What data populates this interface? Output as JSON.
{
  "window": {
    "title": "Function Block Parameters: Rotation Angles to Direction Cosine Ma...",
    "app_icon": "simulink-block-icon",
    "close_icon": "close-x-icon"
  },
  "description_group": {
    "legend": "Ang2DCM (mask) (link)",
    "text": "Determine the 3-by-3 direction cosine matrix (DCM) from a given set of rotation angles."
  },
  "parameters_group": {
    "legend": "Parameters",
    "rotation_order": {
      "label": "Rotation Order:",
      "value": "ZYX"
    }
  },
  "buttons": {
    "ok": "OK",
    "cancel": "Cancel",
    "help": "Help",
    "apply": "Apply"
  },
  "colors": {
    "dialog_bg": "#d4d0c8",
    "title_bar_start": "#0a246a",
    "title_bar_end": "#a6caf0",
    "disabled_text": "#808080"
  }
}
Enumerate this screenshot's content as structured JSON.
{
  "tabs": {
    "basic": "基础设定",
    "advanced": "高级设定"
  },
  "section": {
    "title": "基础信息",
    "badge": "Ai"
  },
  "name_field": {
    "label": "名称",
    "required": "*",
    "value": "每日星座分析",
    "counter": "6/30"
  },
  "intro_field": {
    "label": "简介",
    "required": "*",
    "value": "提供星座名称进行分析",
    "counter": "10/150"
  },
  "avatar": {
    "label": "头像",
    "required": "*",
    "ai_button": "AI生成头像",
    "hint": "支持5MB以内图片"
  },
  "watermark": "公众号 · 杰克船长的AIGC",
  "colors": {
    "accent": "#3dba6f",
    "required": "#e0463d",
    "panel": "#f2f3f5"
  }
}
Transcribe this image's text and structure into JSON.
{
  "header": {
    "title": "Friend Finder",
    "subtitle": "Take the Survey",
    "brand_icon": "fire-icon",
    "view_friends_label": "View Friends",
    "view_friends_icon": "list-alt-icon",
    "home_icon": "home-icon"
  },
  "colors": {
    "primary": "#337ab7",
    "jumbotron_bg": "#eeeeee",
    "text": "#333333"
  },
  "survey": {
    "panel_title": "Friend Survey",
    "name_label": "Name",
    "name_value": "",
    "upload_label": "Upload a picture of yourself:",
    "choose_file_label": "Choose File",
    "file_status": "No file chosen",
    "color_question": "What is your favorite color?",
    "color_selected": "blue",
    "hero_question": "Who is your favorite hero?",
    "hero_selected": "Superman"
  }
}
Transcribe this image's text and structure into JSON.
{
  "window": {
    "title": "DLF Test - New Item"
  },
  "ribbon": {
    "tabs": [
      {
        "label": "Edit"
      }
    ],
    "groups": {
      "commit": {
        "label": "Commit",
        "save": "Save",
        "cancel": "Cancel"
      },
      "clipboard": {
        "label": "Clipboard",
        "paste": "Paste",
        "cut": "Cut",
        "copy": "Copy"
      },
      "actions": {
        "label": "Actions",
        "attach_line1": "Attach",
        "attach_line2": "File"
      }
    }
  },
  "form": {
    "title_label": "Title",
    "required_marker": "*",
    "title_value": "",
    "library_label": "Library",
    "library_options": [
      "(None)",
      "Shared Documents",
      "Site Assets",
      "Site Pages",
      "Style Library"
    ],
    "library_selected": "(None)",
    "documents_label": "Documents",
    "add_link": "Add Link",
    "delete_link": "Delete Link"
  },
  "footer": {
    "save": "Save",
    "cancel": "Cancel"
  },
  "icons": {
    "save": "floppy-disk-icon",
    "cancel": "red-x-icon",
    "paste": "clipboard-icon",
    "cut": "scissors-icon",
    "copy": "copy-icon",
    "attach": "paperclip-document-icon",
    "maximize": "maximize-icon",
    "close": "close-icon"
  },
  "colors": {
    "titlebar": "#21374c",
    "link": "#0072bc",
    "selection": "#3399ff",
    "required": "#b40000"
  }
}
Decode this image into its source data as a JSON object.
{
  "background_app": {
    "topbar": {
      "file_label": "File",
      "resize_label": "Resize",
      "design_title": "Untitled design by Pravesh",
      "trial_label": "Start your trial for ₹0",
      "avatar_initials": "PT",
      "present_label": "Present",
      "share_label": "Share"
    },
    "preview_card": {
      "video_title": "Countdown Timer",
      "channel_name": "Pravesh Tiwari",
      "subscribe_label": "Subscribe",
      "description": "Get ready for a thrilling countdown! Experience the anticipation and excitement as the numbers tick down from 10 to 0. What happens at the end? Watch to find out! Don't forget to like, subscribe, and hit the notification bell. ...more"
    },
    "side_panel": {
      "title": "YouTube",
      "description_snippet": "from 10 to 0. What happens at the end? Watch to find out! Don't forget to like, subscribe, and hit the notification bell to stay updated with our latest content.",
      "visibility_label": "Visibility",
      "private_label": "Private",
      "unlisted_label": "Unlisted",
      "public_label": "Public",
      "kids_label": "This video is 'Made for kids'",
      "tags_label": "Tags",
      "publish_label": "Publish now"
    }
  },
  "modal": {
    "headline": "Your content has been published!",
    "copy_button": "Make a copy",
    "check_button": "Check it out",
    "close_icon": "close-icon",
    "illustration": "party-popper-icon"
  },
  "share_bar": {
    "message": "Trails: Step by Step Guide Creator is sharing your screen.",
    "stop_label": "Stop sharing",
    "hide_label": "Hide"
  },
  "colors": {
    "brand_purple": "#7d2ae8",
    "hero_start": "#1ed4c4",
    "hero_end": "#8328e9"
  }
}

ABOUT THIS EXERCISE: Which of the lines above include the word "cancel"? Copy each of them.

RESPONSE TO THE EXERCISE:
    "cancel": "Cancel",
        "cancel": "Cancel"
    "cancel": "Cancel"
    "cancel": "red-x-icon",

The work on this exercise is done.